Last updated on December 31st, 2022 at 12:51 PM
Self-help guru, hypnotist and entertainer Paul McKenna has a habit of practising what he preaches – and that means putting himself into a hypnotic trance, like he does to so many of his clients and fans.
The multimillionaire, 58, whose books to help make people happy/thin/rich/sleep have enjoyed phenomenal success, is embarking on a Positivity tour on March 12 – a sort of mass coaching session to tie in with his latest book, Positivity: Confidence, Resilience, Motivation.
But he makes sure he factors in some me time, after friends warned he would burn out with his workaholic lifestyle trying to fix other people.
“Early on, I would get too empathetic with the problems of other people,” McKenna says. “There’s a difference between compassion and empathy. Compassion is doing everything I can to help you, but I’m not going to end up with your problems in my head.
“That’s what happened 10 years ago with extreme trauma and bereavement cases, when I would carry horrendous stories around in my head and wonder why I felt depressed and tearful. When you are a healthcare professional, you need to stay the other side of the line, otherwise you both end up suffering.”
These days, he lives in London with wife Kate Davey, and is more aware of his own mental health…
Do you put yourself into a hypnotic trance regularly?
“Absolutely. At the beginning of lockdown in 2020, I put nearly all of my trances up on my YouTube channel so everyone could use them for free, to help them sleep and reduce their anxiety.
“I recorded a trance years ago called ‘Radiant Health’. One of the things we know from a new area of science called PNI – psychoneuroimmunology – is visualising your immune system working well dramatically increases it. I’ve had 150,000 listeners already.”
How long does it take you to put yourself into a trance?
“I can do it myself in six or seven minutes, but I like to listen to the ones I’ve recorded, which have a lot of production in them. It makes some messages come from the left side, some from the right side, so you are communicating with the whole brain.”
Why do you do it?
“If I’m feeling rundown or tired, it’s nice to have a 20-minute deeply relaxing session of hypnosis. Firstly, it’s just for replenishment, because your body goes through a natural cycle of resting alertness. Also, it depends on what I feel I need.
At the moment, I’ve been using immune system boosting trials. But it might be that I want better sleep, or I’ve been recording a trance on increasing intelligence. It depends on what I think I need.”
Does it feel weird listening to yourself?

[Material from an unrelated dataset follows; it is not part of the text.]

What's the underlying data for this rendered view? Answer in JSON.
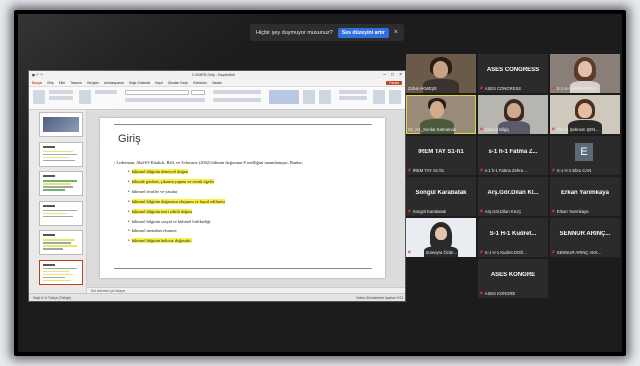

“No, quite the contrary. When I hear my voice speaking with absolute certainty and gentle authority, it feels really good.”
Do you meditate?
“Yes, I do. Meditation has become incredibly popular over the last couple of years. I do my own version of Genpo Roshi’s Big Mind meditation.”
What’s your routine for positive wellbeing?
“On a day-to-day basis, I do a gratitude list, think of things to look forward to, I do physical exercise. If I’m really good, I get in the gym we’ve created.
If I’m not feeling quite so enthusiastic about it, I walk my dog, take in the beauty of nature, shapes, textures, the trees, the plants, the flowers.
“I used to treat life like a marathon, where I’d run at it and at some point burn out. Now I build-in recovery time.
So when I have an intense period of work, I make sure I’ve got a day off, or I’ve time to recover before I start the next session of doing things. I listen much more to my body now than I ever did.
“As for toxins, I do still like alcohol, I like a glass of wine, but I’ve pretty much cut out most sugar. I’m not a health fanatic.”
How else do you look after your mental wellbeing?
“Me and my wife laugh a lot – basically at my expense. Laughter is incredibly good for mental and physical health. I wake up pretty optimistic every day.”
Positivity: Confidence, Resilience, Motivation by Paul McKenna is published by Welbeck, priced £14.99. For tour details, see paulmckenna.com/blog/power-of-hypnosis